On this week’s episode, we’re looking at whether the ‘sex trade’ is a form of sanitised modern slavery. We also ask whether the Tory leadership battle is a phoney war and if university education is going downhill.
In this week’s magazine Julie Bindel looks at the sex trade, decrying what she sees as an attempt to suffocate the essential human rights of women by supporting the legalisation of prostitution. Are we too soft on this issue? And are the women involved trapped in a form of modern slavery? Julie joins the podcast to discuss, along with Rachel Moran, author of Paid For: My Journey Through Prostitution. As Julie writes:
“In the midst of all the outrage about modern-day slavery, usually vulnerable men forced into manual labour, there is actually a far worse form of abuse going on in the UK. It happens in every city, town and even village. It’s endemic to every culture and region of the world, and yet these days we justify it in the name of ‘liberation’. We’ve become accustomed to thinking of prostitution as a legitimate way of earning a living, even ‘empowering’ for women. We call it ‘sex work’ and look away. We should not.”
Next, we look at the ongoing drama in the Conservative party. Runners and riders have been tussling for supremacy in a leadership race where the starting pistol has yet to be fired. In her column this week, Katy Balls outlines how the jostling in Westminster is going, and suggests that if we are to skip a generation, Theresa May needs to blood her successor in the battle of Cabinet responsibility. She joins the podcast along with Paul Goodman, editor of ConservativeHome. As Katy writes:
“May has two important jobs before she departs: to deliver Brexit and provide a stable transition for her party. If she’s serious about the latter, then she could carry out a government reshuffle which would promote new MPs, giving them the opportunity to prove themselves and test their mettle. She cannot end leadership speculation, but she can manage it. A reshuffle that promotes young talent could end the fake leadership contest before it mutates into a real one.”
And finally, with A-levels results released and students across the country heading off to university, we ask whether higher education has gone to the dogs.

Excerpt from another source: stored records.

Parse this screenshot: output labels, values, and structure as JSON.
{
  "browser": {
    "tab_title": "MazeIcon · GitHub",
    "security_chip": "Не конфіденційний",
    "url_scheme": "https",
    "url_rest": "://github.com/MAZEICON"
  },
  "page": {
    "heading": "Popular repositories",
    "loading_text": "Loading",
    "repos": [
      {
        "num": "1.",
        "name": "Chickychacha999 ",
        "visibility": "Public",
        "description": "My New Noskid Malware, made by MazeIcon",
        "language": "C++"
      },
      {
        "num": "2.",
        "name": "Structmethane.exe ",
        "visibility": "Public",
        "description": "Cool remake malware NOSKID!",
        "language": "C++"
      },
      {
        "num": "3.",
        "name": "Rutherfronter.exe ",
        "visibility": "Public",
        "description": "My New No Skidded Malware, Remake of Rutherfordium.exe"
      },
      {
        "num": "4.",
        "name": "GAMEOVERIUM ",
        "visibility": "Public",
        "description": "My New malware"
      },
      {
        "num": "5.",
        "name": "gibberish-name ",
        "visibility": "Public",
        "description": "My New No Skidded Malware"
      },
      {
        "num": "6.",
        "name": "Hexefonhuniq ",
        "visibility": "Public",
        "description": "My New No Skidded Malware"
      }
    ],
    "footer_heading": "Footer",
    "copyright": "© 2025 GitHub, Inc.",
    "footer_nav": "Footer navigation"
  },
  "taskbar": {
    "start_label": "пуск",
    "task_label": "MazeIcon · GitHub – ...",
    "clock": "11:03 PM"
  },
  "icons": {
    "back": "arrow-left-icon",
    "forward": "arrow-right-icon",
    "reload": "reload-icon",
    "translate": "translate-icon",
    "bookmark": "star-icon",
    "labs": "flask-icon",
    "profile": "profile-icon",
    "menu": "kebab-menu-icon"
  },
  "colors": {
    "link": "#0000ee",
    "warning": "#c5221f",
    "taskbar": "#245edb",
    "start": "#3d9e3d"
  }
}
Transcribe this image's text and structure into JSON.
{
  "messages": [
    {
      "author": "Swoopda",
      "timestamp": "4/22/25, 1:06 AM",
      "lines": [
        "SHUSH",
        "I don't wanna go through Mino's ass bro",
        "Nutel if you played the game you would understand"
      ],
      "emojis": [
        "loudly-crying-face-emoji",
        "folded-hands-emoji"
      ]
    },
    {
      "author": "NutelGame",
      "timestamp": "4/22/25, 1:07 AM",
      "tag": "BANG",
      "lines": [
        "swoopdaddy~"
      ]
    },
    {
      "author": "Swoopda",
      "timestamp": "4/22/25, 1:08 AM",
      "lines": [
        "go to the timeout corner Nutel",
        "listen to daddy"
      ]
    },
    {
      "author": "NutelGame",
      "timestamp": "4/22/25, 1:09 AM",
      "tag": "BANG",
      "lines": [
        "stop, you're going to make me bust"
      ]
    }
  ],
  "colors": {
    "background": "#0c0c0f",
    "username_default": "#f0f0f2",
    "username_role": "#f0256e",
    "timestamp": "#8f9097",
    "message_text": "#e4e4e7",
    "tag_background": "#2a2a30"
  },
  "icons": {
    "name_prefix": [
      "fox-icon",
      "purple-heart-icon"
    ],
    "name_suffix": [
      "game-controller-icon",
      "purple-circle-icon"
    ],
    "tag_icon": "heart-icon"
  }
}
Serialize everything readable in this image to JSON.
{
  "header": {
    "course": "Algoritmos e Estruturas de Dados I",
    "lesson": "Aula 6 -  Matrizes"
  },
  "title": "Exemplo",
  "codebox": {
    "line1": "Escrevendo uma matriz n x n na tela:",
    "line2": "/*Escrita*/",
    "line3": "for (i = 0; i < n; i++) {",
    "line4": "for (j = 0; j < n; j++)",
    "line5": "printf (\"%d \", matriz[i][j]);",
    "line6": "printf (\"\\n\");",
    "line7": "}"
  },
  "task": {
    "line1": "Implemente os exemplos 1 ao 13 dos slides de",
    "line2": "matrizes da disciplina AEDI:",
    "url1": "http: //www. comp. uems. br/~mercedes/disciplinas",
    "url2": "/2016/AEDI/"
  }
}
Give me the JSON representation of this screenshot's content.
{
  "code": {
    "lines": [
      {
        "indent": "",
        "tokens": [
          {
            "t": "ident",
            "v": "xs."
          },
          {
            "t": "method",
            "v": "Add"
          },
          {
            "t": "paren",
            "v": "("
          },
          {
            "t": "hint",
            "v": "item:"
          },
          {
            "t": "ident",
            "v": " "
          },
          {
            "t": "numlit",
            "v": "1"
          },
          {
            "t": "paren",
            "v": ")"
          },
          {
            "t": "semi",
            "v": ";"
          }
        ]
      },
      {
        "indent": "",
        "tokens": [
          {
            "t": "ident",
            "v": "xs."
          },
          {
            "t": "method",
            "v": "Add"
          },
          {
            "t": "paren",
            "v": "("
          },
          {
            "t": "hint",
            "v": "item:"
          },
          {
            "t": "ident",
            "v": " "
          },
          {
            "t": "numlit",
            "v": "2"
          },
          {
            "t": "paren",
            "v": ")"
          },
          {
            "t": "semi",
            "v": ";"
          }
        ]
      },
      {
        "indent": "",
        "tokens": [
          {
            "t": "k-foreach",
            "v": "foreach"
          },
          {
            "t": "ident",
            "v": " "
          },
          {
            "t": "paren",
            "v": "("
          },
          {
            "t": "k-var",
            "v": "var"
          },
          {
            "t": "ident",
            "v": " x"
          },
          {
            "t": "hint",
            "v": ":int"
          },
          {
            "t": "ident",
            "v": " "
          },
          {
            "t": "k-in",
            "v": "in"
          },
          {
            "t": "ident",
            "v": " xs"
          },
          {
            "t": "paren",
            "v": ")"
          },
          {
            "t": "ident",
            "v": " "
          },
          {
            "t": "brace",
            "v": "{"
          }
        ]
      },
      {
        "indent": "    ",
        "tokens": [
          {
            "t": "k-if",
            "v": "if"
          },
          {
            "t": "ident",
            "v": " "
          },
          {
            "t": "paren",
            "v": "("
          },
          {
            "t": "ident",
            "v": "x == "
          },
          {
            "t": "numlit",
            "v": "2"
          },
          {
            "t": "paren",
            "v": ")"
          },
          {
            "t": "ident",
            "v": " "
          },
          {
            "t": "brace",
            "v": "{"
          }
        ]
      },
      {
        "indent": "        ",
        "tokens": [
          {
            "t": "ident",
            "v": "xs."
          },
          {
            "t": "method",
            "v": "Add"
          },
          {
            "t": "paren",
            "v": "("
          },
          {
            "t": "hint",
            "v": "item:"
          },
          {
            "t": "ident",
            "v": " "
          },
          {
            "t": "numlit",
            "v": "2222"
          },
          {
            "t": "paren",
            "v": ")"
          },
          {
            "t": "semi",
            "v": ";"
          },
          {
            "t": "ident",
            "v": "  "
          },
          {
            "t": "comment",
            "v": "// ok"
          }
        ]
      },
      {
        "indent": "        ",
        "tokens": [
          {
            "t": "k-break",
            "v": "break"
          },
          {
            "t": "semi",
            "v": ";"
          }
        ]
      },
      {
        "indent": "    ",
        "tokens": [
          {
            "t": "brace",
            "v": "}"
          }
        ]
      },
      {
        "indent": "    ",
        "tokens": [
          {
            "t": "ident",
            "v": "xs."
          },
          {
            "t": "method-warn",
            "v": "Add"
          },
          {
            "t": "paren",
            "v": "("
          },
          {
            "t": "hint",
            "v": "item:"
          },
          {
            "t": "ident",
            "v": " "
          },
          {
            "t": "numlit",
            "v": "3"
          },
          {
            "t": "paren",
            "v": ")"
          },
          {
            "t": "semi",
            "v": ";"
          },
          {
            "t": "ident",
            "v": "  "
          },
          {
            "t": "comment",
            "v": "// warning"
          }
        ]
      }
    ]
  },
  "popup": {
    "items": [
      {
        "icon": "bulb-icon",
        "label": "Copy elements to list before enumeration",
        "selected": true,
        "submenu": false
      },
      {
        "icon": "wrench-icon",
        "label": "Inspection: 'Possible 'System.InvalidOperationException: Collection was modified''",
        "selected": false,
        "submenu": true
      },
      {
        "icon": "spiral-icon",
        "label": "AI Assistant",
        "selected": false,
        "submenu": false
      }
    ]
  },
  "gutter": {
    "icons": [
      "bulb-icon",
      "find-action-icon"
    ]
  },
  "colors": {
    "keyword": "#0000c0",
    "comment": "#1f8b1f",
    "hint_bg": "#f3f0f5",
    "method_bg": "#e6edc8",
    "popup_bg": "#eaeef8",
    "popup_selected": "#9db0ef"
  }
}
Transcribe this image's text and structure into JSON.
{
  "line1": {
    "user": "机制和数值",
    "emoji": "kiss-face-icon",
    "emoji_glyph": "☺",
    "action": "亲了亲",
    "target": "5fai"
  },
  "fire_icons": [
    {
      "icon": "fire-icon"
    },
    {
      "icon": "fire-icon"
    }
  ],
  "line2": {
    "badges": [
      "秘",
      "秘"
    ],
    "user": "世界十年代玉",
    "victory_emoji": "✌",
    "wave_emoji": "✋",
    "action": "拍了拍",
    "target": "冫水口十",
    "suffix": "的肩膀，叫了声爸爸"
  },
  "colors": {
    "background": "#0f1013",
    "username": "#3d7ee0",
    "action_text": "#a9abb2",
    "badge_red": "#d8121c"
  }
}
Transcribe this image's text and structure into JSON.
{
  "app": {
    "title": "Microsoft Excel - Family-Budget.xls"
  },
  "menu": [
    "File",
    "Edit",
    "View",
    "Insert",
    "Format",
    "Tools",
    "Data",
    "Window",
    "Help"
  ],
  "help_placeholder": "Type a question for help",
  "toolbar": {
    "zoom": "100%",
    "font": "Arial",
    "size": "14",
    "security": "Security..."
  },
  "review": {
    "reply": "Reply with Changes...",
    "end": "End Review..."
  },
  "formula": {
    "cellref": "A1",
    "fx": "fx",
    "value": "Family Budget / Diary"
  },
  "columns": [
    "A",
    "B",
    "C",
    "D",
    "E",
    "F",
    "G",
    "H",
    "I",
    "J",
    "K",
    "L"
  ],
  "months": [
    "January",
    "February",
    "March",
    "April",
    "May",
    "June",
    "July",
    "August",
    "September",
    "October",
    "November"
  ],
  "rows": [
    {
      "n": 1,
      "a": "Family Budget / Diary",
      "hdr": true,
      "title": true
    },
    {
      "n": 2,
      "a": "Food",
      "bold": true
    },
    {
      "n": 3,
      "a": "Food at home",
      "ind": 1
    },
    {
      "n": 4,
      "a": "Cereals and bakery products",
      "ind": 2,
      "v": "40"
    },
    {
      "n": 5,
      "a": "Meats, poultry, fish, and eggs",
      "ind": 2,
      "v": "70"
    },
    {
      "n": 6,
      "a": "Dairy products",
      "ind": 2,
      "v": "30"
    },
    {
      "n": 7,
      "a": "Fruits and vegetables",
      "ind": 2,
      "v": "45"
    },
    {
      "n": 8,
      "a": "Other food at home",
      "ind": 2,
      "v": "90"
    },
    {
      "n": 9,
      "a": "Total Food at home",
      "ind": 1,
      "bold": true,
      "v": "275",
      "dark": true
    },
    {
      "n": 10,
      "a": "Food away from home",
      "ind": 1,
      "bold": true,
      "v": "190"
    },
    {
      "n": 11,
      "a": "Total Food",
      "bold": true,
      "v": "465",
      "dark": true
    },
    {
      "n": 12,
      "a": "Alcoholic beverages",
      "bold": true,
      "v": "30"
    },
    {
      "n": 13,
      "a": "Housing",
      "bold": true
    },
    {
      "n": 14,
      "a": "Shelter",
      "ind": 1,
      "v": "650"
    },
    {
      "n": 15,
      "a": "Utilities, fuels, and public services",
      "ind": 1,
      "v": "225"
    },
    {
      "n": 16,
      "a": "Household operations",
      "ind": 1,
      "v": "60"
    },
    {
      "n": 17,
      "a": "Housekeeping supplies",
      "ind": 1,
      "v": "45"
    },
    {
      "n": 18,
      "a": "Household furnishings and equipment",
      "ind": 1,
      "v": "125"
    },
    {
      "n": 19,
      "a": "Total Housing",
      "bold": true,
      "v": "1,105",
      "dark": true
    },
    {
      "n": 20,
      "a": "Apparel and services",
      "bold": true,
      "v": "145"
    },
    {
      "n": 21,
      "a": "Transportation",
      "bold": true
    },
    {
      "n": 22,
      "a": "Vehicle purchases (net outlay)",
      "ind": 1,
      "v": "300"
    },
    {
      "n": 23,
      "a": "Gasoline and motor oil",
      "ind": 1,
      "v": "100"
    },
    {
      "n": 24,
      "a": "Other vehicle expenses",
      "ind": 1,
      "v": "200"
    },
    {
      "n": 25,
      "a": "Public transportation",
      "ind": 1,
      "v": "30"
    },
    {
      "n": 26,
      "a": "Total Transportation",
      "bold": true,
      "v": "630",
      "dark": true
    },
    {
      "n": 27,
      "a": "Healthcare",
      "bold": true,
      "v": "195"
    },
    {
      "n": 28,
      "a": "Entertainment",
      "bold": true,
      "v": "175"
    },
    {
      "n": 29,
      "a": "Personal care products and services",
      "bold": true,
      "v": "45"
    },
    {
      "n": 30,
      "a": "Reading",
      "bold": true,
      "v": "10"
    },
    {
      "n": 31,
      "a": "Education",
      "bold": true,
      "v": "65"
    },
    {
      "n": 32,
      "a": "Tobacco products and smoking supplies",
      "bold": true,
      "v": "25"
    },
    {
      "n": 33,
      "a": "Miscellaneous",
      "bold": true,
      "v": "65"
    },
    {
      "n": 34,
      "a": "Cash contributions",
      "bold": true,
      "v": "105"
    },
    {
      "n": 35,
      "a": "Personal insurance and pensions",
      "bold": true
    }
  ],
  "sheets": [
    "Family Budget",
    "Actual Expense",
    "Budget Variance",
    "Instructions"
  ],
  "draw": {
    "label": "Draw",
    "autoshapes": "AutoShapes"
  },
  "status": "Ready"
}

Ashley Writtle writes on the decline in standards in the magazine this week, and to debate the issue on the podcast, we were joined by the novelist and lecturer Tibor Fischer and Jake Hurfurt, a recent graduate currently interning at The Spectator. As Ashley writes:
“A vast cohort of bright young things have secured their university places with A-level success this week. But things are not so rosy at the universities they will set off to join: after 25 years of rapid expansion, the sector is drifting away from both the core principles of education and the world of work. A few figures illustrate the problem: 2.3 million students are in higher education; 47 per cent of young people are in university; 51 per cent of A–level students will begin undergraduate study aged 18. And almost three quarters of them will get a 2:1 or a first. What exact distinction does a university degree confer?”